Saturday (the 11th) is the Snow Moon Bike Ride. It starts at 7, so don’t come early. There are several elements to this. First is a 3.75km-long parade of illuminated bikes, followed by a 15k ride for everyone to the Olympic Stadium.

Sunday (Feb. 12th) is the Montreal Hypothermic Half Marathon. The event has 21.1k, 10.55k and two-person relays.

Also on Sunday is the Montreal Ice Canoe Challenge. It’s the same river as Quebec’s ice canoe race, a different city. There are three classes of competition: elite men’s, elite women’s and sport. Races start at noon so time for a long breakfast or bunch.

Feb. 18th is the Polar Hero Race. It has a 5k and 10k obstacle races with 25 and 50 challenges. Starts at 9 am, so don’t sleep in.

Igloofest runs to February 19th. It’s an electronic music festival –think dancin’ in an ice disco.
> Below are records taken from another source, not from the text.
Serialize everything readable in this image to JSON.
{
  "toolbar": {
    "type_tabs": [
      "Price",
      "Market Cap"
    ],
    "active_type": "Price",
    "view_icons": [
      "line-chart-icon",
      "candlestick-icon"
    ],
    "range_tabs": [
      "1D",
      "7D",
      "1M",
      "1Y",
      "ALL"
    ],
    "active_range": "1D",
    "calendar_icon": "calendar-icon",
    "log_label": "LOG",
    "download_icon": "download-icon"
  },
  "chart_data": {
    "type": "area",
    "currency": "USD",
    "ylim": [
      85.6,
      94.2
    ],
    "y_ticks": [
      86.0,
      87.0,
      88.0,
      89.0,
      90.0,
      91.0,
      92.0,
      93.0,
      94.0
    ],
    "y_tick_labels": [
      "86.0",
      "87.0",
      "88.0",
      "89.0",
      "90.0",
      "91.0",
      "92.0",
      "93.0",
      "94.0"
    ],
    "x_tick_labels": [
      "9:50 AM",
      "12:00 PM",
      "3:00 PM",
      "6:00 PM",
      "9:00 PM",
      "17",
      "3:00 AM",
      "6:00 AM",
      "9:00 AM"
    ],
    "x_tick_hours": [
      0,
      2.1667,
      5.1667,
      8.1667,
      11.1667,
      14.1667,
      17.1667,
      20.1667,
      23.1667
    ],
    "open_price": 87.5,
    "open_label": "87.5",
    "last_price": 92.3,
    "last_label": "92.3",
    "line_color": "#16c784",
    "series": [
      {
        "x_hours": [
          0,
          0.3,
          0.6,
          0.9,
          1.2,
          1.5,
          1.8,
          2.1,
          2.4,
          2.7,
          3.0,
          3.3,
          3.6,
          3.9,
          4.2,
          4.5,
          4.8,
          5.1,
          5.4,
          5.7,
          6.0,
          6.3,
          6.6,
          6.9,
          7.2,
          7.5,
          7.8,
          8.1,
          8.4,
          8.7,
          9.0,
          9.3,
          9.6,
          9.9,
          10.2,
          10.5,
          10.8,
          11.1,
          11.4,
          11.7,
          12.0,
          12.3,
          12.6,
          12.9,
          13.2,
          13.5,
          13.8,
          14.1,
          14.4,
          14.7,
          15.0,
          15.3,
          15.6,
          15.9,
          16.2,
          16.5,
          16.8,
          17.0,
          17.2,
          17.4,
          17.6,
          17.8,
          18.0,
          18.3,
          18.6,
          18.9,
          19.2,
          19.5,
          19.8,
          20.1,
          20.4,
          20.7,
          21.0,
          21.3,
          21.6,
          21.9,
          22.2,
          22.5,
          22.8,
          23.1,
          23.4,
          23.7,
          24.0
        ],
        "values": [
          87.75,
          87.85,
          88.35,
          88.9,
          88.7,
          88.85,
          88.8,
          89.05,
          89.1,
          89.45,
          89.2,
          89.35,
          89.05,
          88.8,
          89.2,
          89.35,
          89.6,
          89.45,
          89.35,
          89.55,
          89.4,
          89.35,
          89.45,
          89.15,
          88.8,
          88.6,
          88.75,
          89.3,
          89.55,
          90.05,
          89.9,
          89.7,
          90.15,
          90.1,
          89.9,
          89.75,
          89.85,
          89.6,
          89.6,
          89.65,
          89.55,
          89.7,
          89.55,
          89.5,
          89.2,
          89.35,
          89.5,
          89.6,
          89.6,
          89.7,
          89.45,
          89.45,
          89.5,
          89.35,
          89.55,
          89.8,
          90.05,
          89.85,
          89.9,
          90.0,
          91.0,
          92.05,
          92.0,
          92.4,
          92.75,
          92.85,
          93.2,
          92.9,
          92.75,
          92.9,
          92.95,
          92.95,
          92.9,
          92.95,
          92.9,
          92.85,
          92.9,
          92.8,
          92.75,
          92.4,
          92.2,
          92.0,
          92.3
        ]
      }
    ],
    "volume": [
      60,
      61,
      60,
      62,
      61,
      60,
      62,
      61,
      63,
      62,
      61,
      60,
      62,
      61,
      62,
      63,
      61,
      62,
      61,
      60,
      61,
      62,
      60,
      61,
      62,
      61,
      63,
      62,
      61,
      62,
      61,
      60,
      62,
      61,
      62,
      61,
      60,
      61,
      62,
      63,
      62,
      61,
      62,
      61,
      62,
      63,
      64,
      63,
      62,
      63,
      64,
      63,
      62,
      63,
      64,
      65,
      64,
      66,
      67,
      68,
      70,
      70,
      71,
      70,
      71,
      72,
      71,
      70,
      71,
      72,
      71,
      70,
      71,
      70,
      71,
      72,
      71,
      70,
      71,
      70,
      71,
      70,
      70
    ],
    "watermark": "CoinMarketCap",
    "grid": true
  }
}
In the daytime (Feb. 11 and 18) they host Nordik Games that include such Canadian events as the Christmas tree toss and Deneige ton char (shovel your car out). I suppose if that goes into overtime they could add pressure by having a snow plow come by.

From Feb. 23 to March 11 is Curling en lumiere. Basically curling outside at night with light and sound shows as a backdrop, and professional play-by-play live commentary.

For information about these events and the rest of Montreal’s celebratory year, click on http://www.375mtl.com